Exceptional construction and aesthetics
Convenient access in a great location
The team at Greater Fergus Falls has been assisting River’s Edge Investments with the acquisition process since mid-2019. Like most projects, the redevelopment of the site will take some time. In the meantime, the group wanted to find a way to generate some income to help finance the project and put the vacant Shopko building to good use.
Greater Fergus Falls helped River’s Edge Investments find a solution that allowed them to support local manufacturers and meet the city's demand for more warehouse space. Working with the Fergus Falls Planning Commission and City Council, we were able to secure an interim use permit that would allow them to do so. This was a step in the right direction, and ultimately what made it possible for River’s Edge Investments to purchase the Shopko building this past April. Vector Windows and Balance Gymnastics Center now lease space in the building.

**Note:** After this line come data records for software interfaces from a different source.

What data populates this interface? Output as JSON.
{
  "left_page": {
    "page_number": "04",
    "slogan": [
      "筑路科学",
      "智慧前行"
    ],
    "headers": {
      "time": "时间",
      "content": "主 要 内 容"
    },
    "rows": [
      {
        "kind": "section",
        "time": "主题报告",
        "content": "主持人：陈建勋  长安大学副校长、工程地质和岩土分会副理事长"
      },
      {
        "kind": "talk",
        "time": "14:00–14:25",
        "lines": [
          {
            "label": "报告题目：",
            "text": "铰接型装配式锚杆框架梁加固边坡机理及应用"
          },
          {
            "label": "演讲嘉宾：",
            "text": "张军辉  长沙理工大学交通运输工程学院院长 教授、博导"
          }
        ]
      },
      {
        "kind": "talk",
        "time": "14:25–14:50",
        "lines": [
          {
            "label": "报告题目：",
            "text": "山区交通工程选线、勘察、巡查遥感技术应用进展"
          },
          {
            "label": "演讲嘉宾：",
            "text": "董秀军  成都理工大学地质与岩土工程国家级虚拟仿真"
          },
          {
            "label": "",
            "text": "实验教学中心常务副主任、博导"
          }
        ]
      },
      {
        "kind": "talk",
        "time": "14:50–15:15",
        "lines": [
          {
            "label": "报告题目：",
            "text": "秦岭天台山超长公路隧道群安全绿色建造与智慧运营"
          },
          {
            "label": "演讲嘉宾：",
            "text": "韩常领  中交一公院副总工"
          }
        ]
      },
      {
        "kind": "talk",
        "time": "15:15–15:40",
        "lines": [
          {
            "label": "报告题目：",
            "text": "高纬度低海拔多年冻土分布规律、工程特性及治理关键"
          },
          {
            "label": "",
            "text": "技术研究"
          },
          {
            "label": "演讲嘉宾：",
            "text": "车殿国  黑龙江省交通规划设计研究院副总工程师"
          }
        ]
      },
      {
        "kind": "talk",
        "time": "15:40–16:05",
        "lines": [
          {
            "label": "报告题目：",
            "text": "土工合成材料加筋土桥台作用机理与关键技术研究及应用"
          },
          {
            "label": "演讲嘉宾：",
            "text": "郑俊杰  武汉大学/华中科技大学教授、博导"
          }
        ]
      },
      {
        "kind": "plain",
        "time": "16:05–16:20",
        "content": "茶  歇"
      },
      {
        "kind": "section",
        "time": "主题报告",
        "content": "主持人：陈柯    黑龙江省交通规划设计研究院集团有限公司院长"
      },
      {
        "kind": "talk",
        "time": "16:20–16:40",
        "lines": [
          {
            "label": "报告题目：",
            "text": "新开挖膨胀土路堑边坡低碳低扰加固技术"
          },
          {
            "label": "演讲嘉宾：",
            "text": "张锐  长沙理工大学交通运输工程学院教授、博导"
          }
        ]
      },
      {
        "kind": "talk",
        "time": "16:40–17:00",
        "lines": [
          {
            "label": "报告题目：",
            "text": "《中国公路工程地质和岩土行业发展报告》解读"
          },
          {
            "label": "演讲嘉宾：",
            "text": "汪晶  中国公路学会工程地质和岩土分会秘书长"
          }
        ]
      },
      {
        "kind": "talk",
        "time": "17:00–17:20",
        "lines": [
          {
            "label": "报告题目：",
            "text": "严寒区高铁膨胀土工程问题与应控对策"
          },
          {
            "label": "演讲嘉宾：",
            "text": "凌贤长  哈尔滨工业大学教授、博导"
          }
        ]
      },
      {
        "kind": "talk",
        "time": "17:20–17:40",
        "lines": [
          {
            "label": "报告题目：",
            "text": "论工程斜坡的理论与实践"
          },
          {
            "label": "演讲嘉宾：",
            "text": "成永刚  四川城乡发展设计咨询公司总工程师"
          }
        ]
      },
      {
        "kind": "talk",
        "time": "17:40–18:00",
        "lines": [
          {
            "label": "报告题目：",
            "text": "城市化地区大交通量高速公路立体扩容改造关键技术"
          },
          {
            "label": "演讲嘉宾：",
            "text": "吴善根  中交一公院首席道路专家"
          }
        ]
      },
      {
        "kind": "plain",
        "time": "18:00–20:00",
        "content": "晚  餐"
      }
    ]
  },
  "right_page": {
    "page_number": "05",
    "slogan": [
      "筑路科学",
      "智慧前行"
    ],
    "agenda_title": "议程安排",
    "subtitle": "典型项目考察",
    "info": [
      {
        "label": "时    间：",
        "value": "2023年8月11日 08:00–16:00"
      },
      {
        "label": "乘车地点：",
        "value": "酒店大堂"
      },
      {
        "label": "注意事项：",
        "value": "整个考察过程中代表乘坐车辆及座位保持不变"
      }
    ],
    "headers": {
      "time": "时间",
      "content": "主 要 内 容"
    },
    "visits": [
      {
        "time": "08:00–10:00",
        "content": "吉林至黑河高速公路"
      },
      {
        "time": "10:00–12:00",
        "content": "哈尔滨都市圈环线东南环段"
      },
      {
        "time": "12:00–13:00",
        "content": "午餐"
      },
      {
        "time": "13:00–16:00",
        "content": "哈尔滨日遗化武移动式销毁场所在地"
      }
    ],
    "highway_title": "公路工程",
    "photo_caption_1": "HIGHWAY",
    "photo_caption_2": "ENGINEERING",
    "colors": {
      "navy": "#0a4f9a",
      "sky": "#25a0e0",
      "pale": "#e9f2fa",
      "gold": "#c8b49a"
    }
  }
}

While the ball has already started rolling, there are still quite a few things to do. As Rogness explained, there are many moving parts to any redevelopment project. One of the next steps on their list is to secure financing through a critical tax incentive called TIF.

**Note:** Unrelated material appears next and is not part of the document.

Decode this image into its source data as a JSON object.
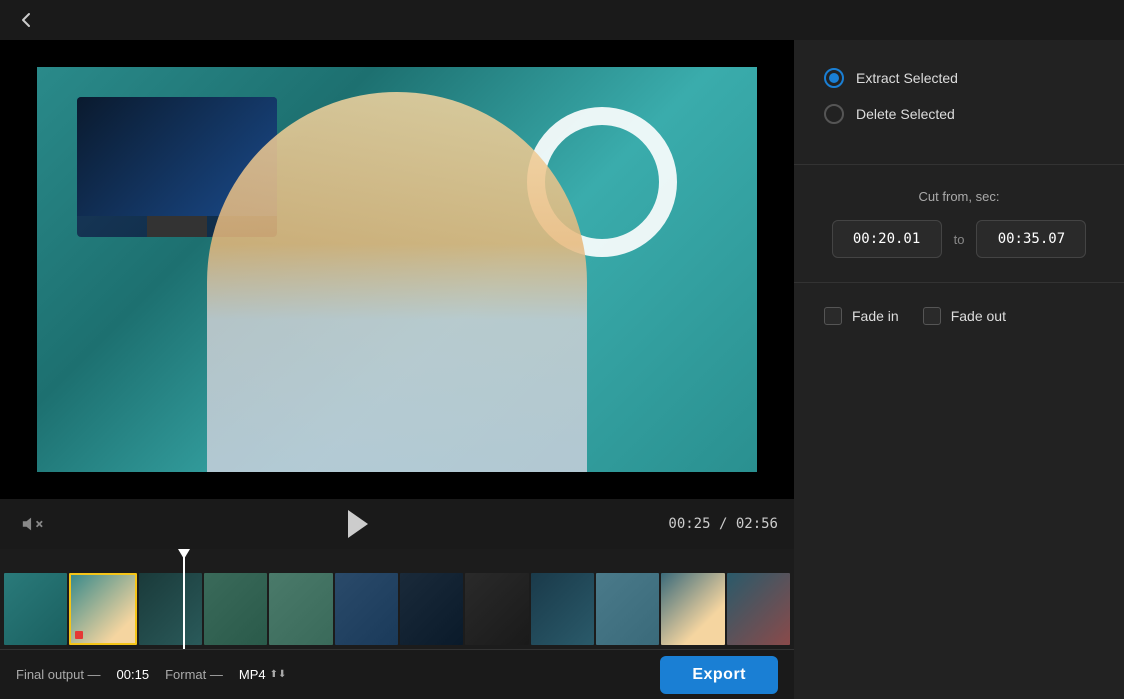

What is TIF?
Tax increment financing (TIF) is a powerful tool designed to revitalize communities through new construction and redevelopment projects. TIF helps a company or developer finance a project using funds from the increase in property tax generated by the project. These funds are referred to as “tax increments” and are used to pay for costs associated with the project.
TIF has been used to finance projects all over the United States. One of the most notable is Amazon’s HQ2 in Arlington, Virginia. This redevelopment tool has also been used throughout Minnesota, financing projects like:
Water Street Inn, Downtown Stillwater (Renovation and expansion)
The Spam Museum, Austin (Formerly Kmart)
Eden Prairie Library, Eden Prairie (Formerly Lunds Grocery)
There are many steps to qualify for TIF, which you can learn more about in this blog post.
If awarded the tax incentive, the developer is rebated a portion of the increase in property taxes after the initial payment. It’s important to note that these funds don’t exist before the start of the project. They are generated solely from the increased tax revenue resulting from the proposed project. If the developer is denied TIF, the funds never come to be.
The failure to secure TIF financing can stop a project in its tracks. Redevelopment projects that include blighted buildings require cash flow, which TIF provides. Without it, the project may not happen; vacant lots and buildings remain blighted and any potential jobs and tax base increases vanish.
Benefits of Redevelopment in Rural Towns
Projects like the Shopko redevelopment are crucial to small towns like Fergus Falls. Effectively reusing abandoned box stores improves the community’s economy and its quality of life.
River’s Edge Investments’ plan to convert the Shopko site to a mixed-use space is a prime example of how to do so. The addition of commercial space will bring new businesses to downtown. The new residential units will provide much-needed housing and can encourage people to stay here or move to the area. These units also inspire permanent residents to visit and support over 100 downtown Fergus Falls businesses.
The investment group is the first to take on a project of this kind. If completed successfully, it can be a poster child for what can be done with these types of vacant spaces. As Rogness points out, it can also show other developers how much potential our community has and encourage them to do something similar.
“We’re showing other investors and [developers] that we believe in our community and that Fergus Falls can support a project like this. If we can show them how it can be successful, other development projects like it can happen in our community as well.”